>>>>>

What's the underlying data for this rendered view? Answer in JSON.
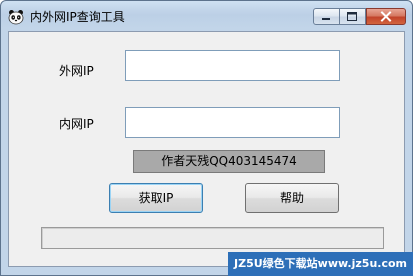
{
  "window": {
    "title": "内外网IP查询工具",
    "app_icon": "panda-icon"
  },
  "title_controls": {
    "minimize_icon": "minimize-icon",
    "maximize_icon": "maximize-icon",
    "close_icon": "close-icon"
  },
  "form": {
    "external_ip_label": "外网IP",
    "external_ip_value": "",
    "internal_ip_label": "内网IP",
    "internal_ip_value": ""
  },
  "banner": {
    "text": "作者天残QQ403145474"
  },
  "buttons": {
    "get_ip_label": "获取IP",
    "help_label": "帮助"
  },
  "status": {
    "text": ""
  },
  "watermark": {
    "text": "JZ5U绿色下载站www.jz5u.com"
  },
  "colors": {
    "title_frame": "#c3d6ea",
    "client_bg": "#f0f0f0",
    "banner_bg": "#a9a9a9",
    "close_button": "#c2442b",
    "watermark_bg": "#2d6fb8"
  }
}
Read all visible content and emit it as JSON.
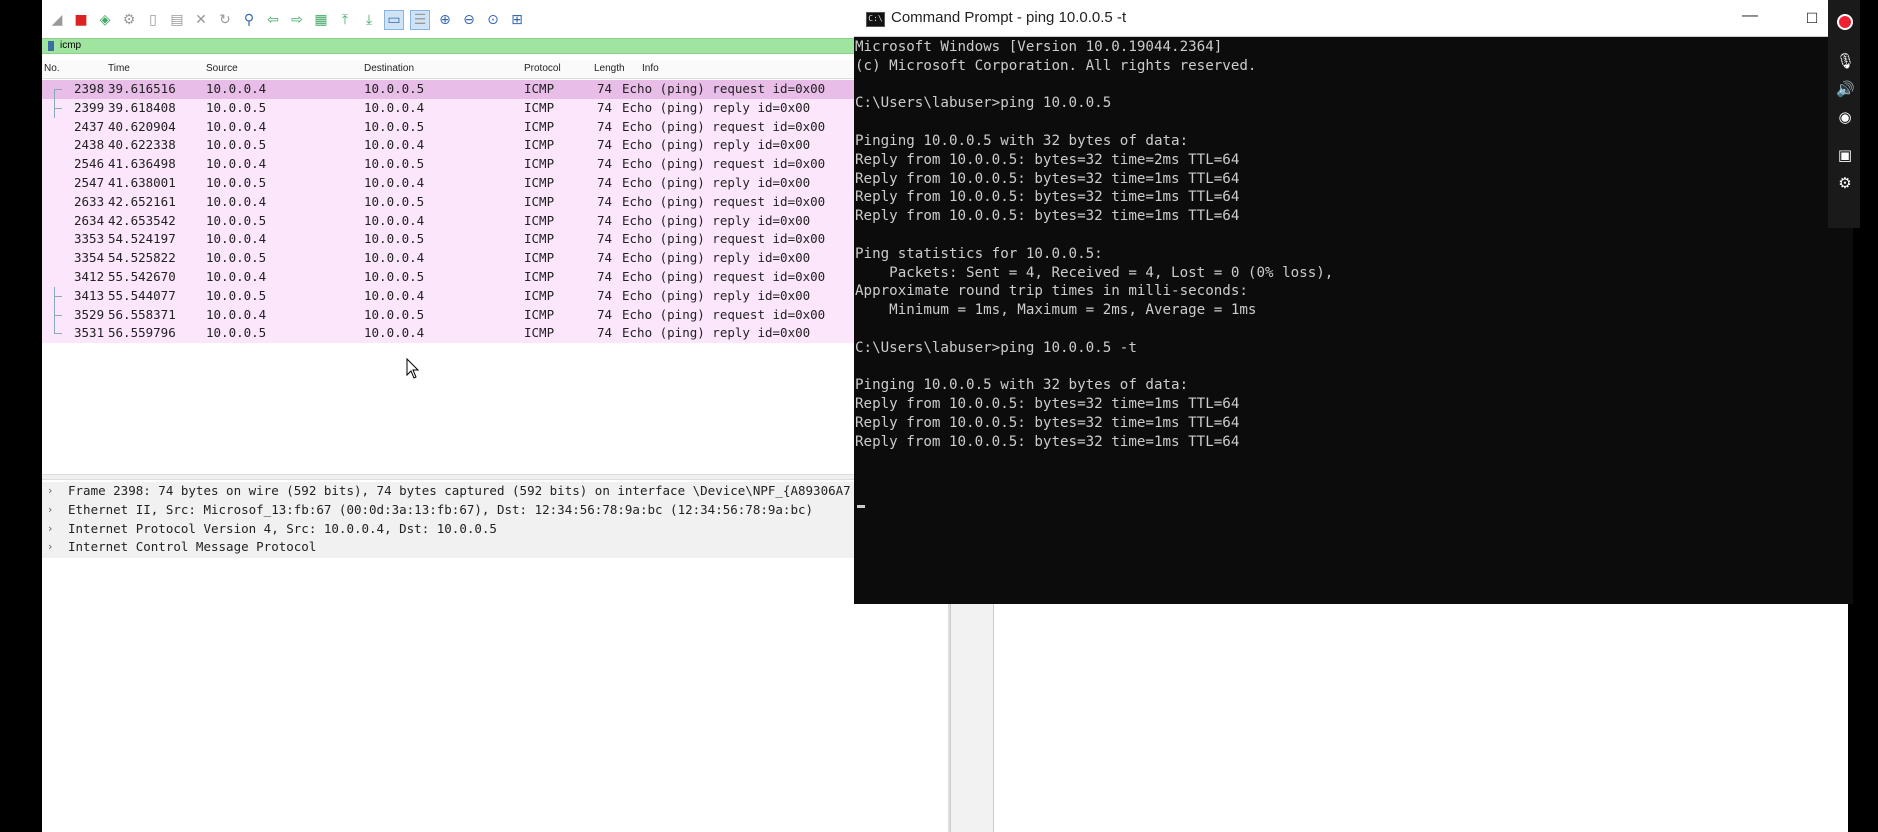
{
  "wireshark": {
    "filter": "icmp",
    "columns": {
      "no": "No.",
      "time": "Time",
      "source": "Source",
      "destination": "Destination",
      "protocol": "Protocol",
      "length": "Length",
      "info": "Info"
    },
    "packets": [
      {
        "no": "2398",
        "time": "39.616516",
        "src": "10.0.0.4",
        "dst": "10.0.0.5",
        "proto": "ICMP",
        "len": "74",
        "info": "Echo (ping) request  id=0x00"
      },
      {
        "no": "2399",
        "time": "39.618408",
        "src": "10.0.0.5",
        "dst": "10.0.0.4",
        "proto": "ICMP",
        "len": "74",
        "info": "Echo (ping) reply    id=0x00"
      },
      {
        "no": "2437",
        "time": "40.620904",
        "src": "10.0.0.4",
        "dst": "10.0.0.5",
        "proto": "ICMP",
        "len": "74",
        "info": "Echo (ping) request  id=0x00"
      },
      {
        "no": "2438",
        "time": "40.622338",
        "src": "10.0.0.5",
        "dst": "10.0.0.4",
        "proto": "ICMP",
        "len": "74",
        "info": "Echo (ping) reply    id=0x00"
      },
      {
        "no": "2546",
        "time": "41.636498",
        "src": "10.0.0.4",
        "dst": "10.0.0.5",
        "proto": "ICMP",
        "len": "74",
        "info": "Echo (ping) request  id=0x00"
      },
      {
        "no": "2547",
        "time": "41.638001",
        "src": "10.0.0.5",
        "dst": "10.0.0.4",
        "proto": "ICMP",
        "len": "74",
        "info": "Echo (ping) reply    id=0x00"
      },
      {
        "no": "2633",
        "time": "42.652161",
        "src": "10.0.0.4",
        "dst": "10.0.0.5",
        "proto": "ICMP",
        "len": "74",
        "info": "Echo (ping) request  id=0x00"
      },
      {
        "no": "2634",
        "time": "42.653542",
        "src": "10.0.0.5",
        "dst": "10.0.0.4",
        "proto": "ICMP",
        "len": "74",
        "info": "Echo (ping) reply    id=0x00"
      },
      {
        "no": "3353",
        "time": "54.524197",
        "src": "10.0.0.4",
        "dst": "10.0.0.5",
        "proto": "ICMP",
        "len": "74",
        "info": "Echo (ping) request  id=0x00"
      },
      {
        "no": "3354",
        "time": "54.525822",
        "src": "10.0.0.5",
        "dst": "10.0.0.4",
        "proto": "ICMP",
        "len": "74",
        "info": "Echo (ping) reply    id=0x00"
      },
      {
        "no": "3412",
        "time": "55.542670",
        "src": "10.0.0.4",
        "dst": "10.0.0.5",
        "proto": "ICMP",
        "len": "74",
        "info": "Echo (ping) request  id=0x00"
      },
      {
        "no": "3413",
        "time": "55.544077",
        "src": "10.0.0.5",
        "dst": "10.0.0.4",
        "proto": "ICMP",
        "len": "74",
        "info": "Echo (ping) reply    id=0x00"
      },
      {
        "no": "3529",
        "time": "56.558371",
        "src": "10.0.0.4",
        "dst": "10.0.0.5",
        "proto": "ICMP",
        "len": "74",
        "info": "Echo (ping) request  id=0x00"
      },
      {
        "no": "3531",
        "time": "56.559796",
        "src": "10.0.0.5",
        "dst": "10.0.0.4",
        "proto": "ICMP",
        "len": "74",
        "info": "Echo (ping) reply    id=0x00"
      }
    ],
    "details": [
      "Frame 2398: 74 bytes on wire (592 bits), 74 bytes captured (592 bits) on interface \\Device\\NPF_{A89306A7",
      "Ethernet II, Src: Microsof_13:fb:67 (00:0d:3a:13:fb:67), Dst: 12:34:56:78:9a:bc (12:34:56:78:9a:bc)",
      "Internet Protocol Version 4, Src: 10.0.0.4, Dst: 10.0.0.5",
      "Internet Control Message Protocol"
    ]
  },
  "cmd": {
    "icon_text": "C:\\",
    "title": "Command Prompt - ping  10.0.0.5 -t",
    "minimize": "—",
    "maximize": "☐",
    "lines": [
      "Microsoft Windows [Version 10.0.19044.2364]",
      "(c) Microsoft Corporation. All rights reserved.",
      "",
      "C:\\Users\\labuser>ping 10.0.0.5",
      "",
      "Pinging 10.0.0.5 with 32 bytes of data:",
      "Reply from 10.0.0.5: bytes=32 time=2ms TTL=64",
      "Reply from 10.0.0.5: bytes=32 time=1ms TTL=64",
      "Reply from 10.0.0.5: bytes=32 time=1ms TTL=64",
      "Reply from 10.0.0.5: bytes=32 time=1ms TTL=64",
      "",
      "Ping statistics for 10.0.0.5:",
      "    Packets: Sent = 4, Received = 4, Lost = 0 (0% loss),",
      "Approximate round trip times in milli-seconds:",
      "    Minimum = 1ms, Maximum = 2ms, Average = 1ms",
      "",
      "C:\\Users\\labuser>ping 10.0.0.5 -t",
      "",
      "Pinging 10.0.0.5 with 32 bytes of data:",
      "Reply from 10.0.0.5: bytes=32 time=1ms TTL=64",
      "Reply from 10.0.0.5: bytes=32 time=1ms TTL=64",
      "Reply from 10.0.0.5: bytes=32 time=1ms TTL=64"
    ]
  },
  "toolbar_icons": [
    "shark-fin-icon",
    "stop-icon",
    "restart-icon",
    "options-icon",
    "open-icon",
    "save-icon",
    "close-icon",
    "reload-icon",
    "find-icon",
    "back-icon",
    "forward-icon",
    "goto-icon",
    "first-icon",
    "last-icon",
    "autoscroll-icon",
    "colorize-icon",
    "zoom-in-icon",
    "zoom-out-icon",
    "zoom-normal-icon",
    "resize-columns-icon"
  ],
  "side_icons": [
    "record-icon",
    "microphone-icon",
    "speaker-icon",
    "webcam-icon",
    "screen-icon",
    "settings-icon"
  ],
  "colors": {
    "row_bg": "#fce6fc",
    "row_selected": "#e8bde8",
    "filter_ok": "#9fe59f",
    "console_fg": "#cccccc",
    "console_bg": "#0c0c0c"
  }
}
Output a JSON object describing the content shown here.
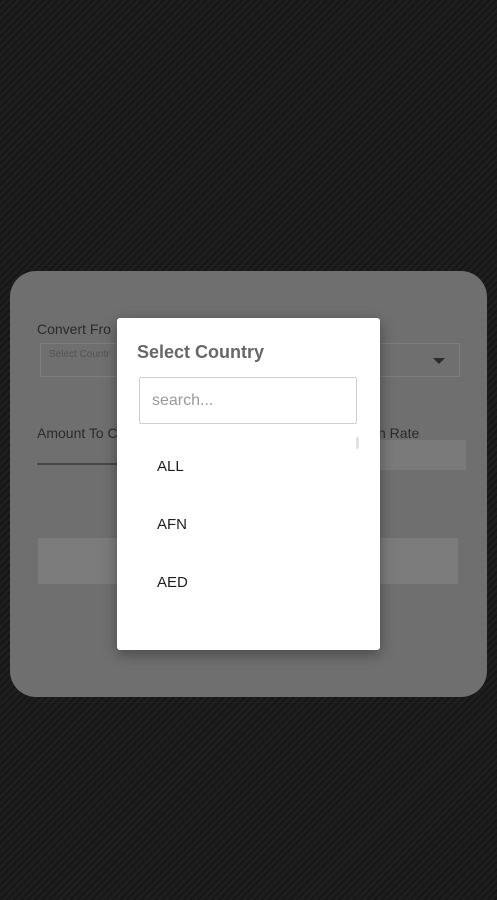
{
  "converter": {
    "convert_from_label": "Convert Fro",
    "select_placeholder": "Select Countr",
    "amount_label": "Amount To C",
    "rate_label": "n Rate"
  },
  "dialog": {
    "title": "Select Country",
    "search_placeholder": "search...",
    "items": [
      {
        "label": "ALL"
      },
      {
        "label": "AFN"
      },
      {
        "label": "AED"
      }
    ]
  },
  "colors": {
    "backdrop": "#1c1c1c",
    "card_dimmed": "#6f6f6f",
    "dialog_bg": "#ffffff",
    "title_text": "#676767"
  },
  "icons": {
    "dropdown": "caret-down-icon"
  }
}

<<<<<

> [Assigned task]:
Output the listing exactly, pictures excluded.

> [Written response]:
What's the underlying data for this rendered view? Answer in JSON.
{
  "window": {
    "title": "内外网IP查询工具",
    "app_icon": "panda-icon"
  },
  "title_controls": {
    "minimize_icon": "minimize-icon",
    "maximize_icon": "maximize-icon",
    "close_icon": "close-icon"
  },
  "form": {
    "external_ip_label": "外网IP",
    "external_ip_value": "",
    "internal_ip_label": "内网IP",
    "internal_ip_value": ""
  },
  "banner": {
    "text": "作者天残QQ403145474"
  },
  "buttons": {
    "get_ip_label": "获取IP",
    "help_label": "帮助"
  },
  "status": {
    "text": ""
  },
  "watermark": {
    "text": "JZ5U绿色下载站www.jz5u.com"
  },
  "colors": {
    "title_frame": "#c3d6ea",
    "client_bg": "#f0f0f0",
    "banner_bg": "#a9a9a9",
    "close_button": "#c2442b",
    "watermark_bg": "#2d6fb8"
  }
}
Read all visible content and emit it as JSON.
{
  "wireshark": {
    "filter": "icmp",
    "columns": {
      "no": "No.",
      "time": "Time",
      "source": "Source",
      "destination": "Destination",
      "protocol": "Protocol",
      "length": "Length",
      "info": "Info"
    },
    "packets": [
      {
        "no": "2398",
        "time": "39.616516",
        "src": "10.0.0.4",
        "dst": "10.0.0.5",
        "proto": "ICMP",
        "len": "74",
        "info": "Echo (ping) request  id=0x00"
      },
      {
        "no": "2399",
        "time": "39.618408",
        "src": "10.0.0.5",
        "dst": "10.0.0.4",
        "proto": "ICMP",
        "len": "74",
        "info": "Echo (ping) reply    id=0x00"
      },
      {
        "no": "2437",
        "time": "40.620904",
        "src": "10.0.0.4",
        "dst": "10.0.0.5",
        "proto": "ICMP",
        "len": "74",
        "info": "Echo (ping) request  id=0x00"
      },
      {
        "no": "2438",
        "time": "40.622338",
        "src": "10.0.0.5",
        "dst": "10.0.0.4",
        "proto": "ICMP",
        "len": "74",
        "info": "Echo (ping) reply    id=0x00"
      },
      {
        "no": "2546",
        "time": "41.636498",
        "src": "10.0.0.4",
        "dst": "10.0.0.5",
        "proto": "ICMP",
        "len": "74",
        "info": "Echo (ping) request  id=0x00"
      },
      {
        "no": "2547",
        "time": "41.638001",
        "src": "10.0.0.5",
        "dst": "10.0.0.4",
        "proto": "ICMP",
        "len": "74",
        "info": "Echo (ping) reply    id=0x00"
      },
      {
        "no": "2633",
        "time": "42.652161",
        "src": "10.0.0.4",
        "dst": "10.0.0.5",
        "proto": "ICMP",
        "len": "74",
        "info": "Echo (ping) request  id=0x00"
      },
      {
        "no": "2634",
        "time": "42.653542",
        "src": "10.0.0.5",
        "dst": "10.0.0.4",
        "proto": "ICMP",
        "len": "74",
        "info": "Echo (ping) reply    id=0x00"
      },
      {
        "no": "3353",
        "time": "54.524197",
        "src": "10.0.0.4",
        "dst": "10.0.0.5",
        "proto": "ICMP",
        "len": "74",
        "info": "Echo (ping) request  id=0x00"
      },
      {
        "no": "3354",
        "time": "54.525822",
        "src": "10.0.0.5",
        "dst": "10.0.0.4",
        "proto": "ICMP",
        "len": "74",
        "info": "Echo (ping) reply    id=0x00"
      },
      {
        "no": "3412",
        "time": "55.542670",
        "src": "10.0.0.4",
        "dst": "10.0.0.5",
        "proto": "ICMP",
        "len": "74",
        "info": "Echo (ping) request  id=0x00"
      },
      {
        "no": "3413",
        "time": "55.544077",
        "src": "10.0.0.5",
        "dst": "10.0.0.4",
        "proto": "ICMP",
        "len": "74",
        "info": "Echo (ping) reply    id=0x00"
      },
      {
        "no": "3529",
        "time": "56.558371",
        "src": "10.0.0.4",
        "dst": "10.0.0.5",
        "proto": "ICMP",
        "len": "74",
        "info": "Echo (ping) request  id=0x00"
      },
      {
        "no": "3531",
        "time": "56.559796",
        "src": "10.0.0.5",
        "dst": "10.0.0.4",
        "proto": "ICMP",
        "len": "74",
        "info": "Echo (ping) reply    id=0x00"
      }
    ],
    "details": [
      "Frame 2398: 74 bytes on wire (592 bits), 74 bytes captured (592 bits) on interface \\Device\\NPF_{A89306A7",
      "Ethernet II, Src: Microsof_13:fb:67 (00:0d:3a:13:fb:67), Dst: 12:34:56:78:9a:bc (12:34:56:78:9a:bc)",
      "Internet Protocol Version 4, Src: 10.0.0.4, Dst: 10.0.0.5",
      "Internet Control Message Protocol"
    ]
  },
  "cmd": {
    "icon_text": "C:\\",
    "title": "Command Prompt - ping  10.0.0.5 -t",
    "minimize": "—",
    "maximize": "☐",
    "lines": [
      "Microsoft Windows [Version 10.0.19044.2364]",
      "(c) Microsoft Corporation. All rights reserved.",
      "",
      "C:\\Users\\labuser>ping 10.0.0.5",
      "",
      "Pinging 10.0.0.5 with 32 bytes of data:",
      "Reply from 10.0.0.5: bytes=32 time=2ms TTL=64",
      "Reply from 10.0.0.5: bytes=32 time=1ms TTL=64",
      "Reply from 10.0.0.5: bytes=32 time=1ms TTL=64",
      "Reply from 10.0.0.5: bytes=32 time=1ms TTL=64",
      "",
      "Ping statistics for 10.0.0.5:",
      "    Packets: Sent = 4, Received = 4, Lost = 0 (0% loss),",
      "Approximate round trip times in milli-seconds:",
      "    Minimum = 1ms, Maximum = 2ms, Average = 1ms",
      "",
      "C:\\Users\\labuser>ping 10.0.0.5 -t",
      "",
      "Pinging 10.0.0.5 with 32 bytes of data:",
      "Reply from 10.0.0.5: bytes=32 time=1ms TTL=64",
      "Reply from 10.0.0.5: bytes=32 time=1ms TTL=64",
      "Reply from 10.0.0.5: bytes=32 time=1ms TTL=64"
    ]
  },
  "toolbar_icons": [
    "shark-fin-icon",
    "stop-icon",
    "restart-icon",
    "options-icon",
    "open-icon",
    "save-icon",
    "close-icon",
    "reload-icon",
    "find-icon",
    "back-icon",
    "forward-icon",
    "goto-icon",
    "first-icon",
    "last-icon",
    "autoscroll-icon",
    "colorize-icon",
    "zoom-in-icon",
    "zoom-out-icon",
    "zoom-normal-icon",
    "resize-columns-icon"
  ],
  "side_icons": [
    "record-icon",
    "microphone-icon",
    "speaker-icon",
    "webcam-icon",
    "screen-icon",
    "settings-icon"
  ],
  "colors": {
    "row_bg": "#fce6fc",
    "row_selected": "#e8bde8",
    "filter_ok": "#9fe59f",
    "console_fg": "#cccccc",
    "console_bg": "#0c0c0c"
  }
}
Output a JSON object describing the content shown here.
{
  "converter": {
    "convert_from_label": "Convert Fro",
    "select_placeholder": "Select Countr",
    "amount_label": "Amount To C",
    "rate_label": "n Rate"
  },
  "dialog": {
    "title": "Select Country",
    "search_placeholder": "search...",
    "items": [
      {
        "label": "ALL"
      },
      {
        "label": "AFN"
      },
      {
        "label": "AED"
      }
    ]
  },
  "colors": {
    "backdrop": "#1c1c1c",
    "card_dimmed": "#6f6f6f",
    "dialog_bg": "#ffffff",
    "title_text": "#676767"
  },
  "icons": {
    "dropdown": "caret-down-icon"
  }
}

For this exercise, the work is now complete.